## WORK REQUEST
For the word "JSON", return each line of the data in which it occurs.

[Items from an interface collection]
▼▼▼

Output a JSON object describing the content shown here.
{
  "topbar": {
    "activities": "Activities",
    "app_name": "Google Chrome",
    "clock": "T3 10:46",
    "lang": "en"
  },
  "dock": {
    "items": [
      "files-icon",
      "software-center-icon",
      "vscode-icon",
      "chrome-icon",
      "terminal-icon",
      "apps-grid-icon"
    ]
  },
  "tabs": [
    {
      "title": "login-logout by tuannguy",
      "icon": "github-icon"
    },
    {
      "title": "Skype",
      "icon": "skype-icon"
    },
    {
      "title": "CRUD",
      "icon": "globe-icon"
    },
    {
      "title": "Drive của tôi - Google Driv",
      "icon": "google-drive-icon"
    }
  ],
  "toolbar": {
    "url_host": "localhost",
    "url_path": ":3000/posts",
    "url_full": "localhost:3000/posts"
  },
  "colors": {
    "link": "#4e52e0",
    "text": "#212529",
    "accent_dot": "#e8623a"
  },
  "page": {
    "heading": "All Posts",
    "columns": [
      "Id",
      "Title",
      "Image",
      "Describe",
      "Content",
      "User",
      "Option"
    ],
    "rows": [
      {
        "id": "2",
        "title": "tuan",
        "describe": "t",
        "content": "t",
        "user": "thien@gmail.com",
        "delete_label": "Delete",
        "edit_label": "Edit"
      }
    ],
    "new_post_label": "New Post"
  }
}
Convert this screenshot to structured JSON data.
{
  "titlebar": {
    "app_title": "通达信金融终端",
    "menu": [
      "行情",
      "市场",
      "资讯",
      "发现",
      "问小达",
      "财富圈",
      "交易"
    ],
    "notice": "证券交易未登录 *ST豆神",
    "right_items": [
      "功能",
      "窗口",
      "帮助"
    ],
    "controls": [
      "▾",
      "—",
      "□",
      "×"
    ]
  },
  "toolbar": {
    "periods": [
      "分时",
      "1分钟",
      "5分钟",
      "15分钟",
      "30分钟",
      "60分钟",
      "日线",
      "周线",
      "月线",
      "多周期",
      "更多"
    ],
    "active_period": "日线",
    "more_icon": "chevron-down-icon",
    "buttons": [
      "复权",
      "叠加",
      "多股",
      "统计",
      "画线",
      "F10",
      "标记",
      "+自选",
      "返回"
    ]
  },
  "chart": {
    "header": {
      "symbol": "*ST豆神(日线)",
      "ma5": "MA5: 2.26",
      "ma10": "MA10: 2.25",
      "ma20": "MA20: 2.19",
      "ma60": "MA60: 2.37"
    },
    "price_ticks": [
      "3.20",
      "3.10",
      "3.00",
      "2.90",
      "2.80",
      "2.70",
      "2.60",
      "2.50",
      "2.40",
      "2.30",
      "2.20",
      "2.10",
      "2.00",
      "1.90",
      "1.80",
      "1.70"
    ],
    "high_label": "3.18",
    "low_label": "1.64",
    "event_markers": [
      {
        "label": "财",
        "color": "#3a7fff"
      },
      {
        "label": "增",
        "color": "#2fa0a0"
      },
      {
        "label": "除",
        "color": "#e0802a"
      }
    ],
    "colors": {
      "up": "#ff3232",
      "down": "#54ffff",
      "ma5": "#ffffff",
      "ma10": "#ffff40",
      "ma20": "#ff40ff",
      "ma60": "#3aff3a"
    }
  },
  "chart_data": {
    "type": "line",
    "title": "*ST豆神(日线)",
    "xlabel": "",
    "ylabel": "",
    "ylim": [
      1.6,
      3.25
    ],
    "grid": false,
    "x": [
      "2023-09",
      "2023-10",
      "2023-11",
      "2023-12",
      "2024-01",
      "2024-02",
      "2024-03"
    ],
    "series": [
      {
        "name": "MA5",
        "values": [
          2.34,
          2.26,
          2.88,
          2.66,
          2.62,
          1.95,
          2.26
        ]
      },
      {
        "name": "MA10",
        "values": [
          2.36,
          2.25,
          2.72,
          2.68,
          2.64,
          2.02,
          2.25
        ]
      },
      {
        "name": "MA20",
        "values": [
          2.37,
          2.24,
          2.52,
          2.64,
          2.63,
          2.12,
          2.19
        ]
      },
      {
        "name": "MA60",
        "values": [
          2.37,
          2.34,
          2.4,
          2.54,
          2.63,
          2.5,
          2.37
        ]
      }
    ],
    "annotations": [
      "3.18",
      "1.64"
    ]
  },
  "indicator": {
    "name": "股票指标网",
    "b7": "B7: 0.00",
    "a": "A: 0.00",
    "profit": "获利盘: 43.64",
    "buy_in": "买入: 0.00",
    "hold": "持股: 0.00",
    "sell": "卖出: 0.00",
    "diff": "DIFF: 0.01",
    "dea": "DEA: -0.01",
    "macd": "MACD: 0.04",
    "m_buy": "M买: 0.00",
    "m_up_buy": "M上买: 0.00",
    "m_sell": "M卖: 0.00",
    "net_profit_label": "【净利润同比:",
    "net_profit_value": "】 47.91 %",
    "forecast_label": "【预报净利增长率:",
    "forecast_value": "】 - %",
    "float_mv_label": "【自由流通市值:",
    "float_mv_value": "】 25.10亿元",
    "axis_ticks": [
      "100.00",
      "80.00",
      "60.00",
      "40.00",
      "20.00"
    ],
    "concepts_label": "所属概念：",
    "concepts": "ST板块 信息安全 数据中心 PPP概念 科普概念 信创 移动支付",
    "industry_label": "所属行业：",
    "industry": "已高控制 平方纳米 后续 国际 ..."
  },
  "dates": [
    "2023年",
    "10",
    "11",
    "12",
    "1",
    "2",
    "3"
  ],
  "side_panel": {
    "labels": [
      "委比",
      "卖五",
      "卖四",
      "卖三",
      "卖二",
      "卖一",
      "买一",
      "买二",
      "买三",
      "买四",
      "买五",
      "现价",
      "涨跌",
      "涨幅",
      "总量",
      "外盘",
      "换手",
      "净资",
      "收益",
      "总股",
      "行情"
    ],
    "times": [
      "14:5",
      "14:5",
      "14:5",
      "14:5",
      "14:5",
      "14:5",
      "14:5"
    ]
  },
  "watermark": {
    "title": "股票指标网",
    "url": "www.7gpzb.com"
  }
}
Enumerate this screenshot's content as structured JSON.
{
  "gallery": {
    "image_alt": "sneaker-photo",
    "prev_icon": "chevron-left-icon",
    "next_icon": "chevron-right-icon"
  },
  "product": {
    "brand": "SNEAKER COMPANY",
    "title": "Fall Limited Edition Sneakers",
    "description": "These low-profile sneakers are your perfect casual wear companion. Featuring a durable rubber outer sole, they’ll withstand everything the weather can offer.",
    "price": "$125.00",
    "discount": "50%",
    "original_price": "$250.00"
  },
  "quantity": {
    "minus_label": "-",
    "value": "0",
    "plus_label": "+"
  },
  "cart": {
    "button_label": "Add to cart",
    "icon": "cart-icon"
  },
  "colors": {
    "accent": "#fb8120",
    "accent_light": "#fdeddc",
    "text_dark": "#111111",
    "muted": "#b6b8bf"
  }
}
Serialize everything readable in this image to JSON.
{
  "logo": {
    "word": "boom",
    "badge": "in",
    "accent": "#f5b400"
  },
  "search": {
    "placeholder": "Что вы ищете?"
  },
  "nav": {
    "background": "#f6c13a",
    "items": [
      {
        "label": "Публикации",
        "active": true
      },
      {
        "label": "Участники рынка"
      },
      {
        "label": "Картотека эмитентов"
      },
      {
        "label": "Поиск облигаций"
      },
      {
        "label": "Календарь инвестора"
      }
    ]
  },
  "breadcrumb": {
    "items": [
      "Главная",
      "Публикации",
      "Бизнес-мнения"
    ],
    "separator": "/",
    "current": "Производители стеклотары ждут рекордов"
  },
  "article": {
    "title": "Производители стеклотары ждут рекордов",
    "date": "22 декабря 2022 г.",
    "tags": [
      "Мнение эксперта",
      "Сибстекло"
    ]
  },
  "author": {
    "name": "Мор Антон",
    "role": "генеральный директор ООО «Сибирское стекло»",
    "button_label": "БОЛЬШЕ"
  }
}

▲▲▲

## EXERCISE RESULT
Output a JSON object describing the content shown here.
Convert this screenshot to structured JSON data.
Enumerate this screenshot's content as structured JSON.
Serialize everything readable in this image to JSON.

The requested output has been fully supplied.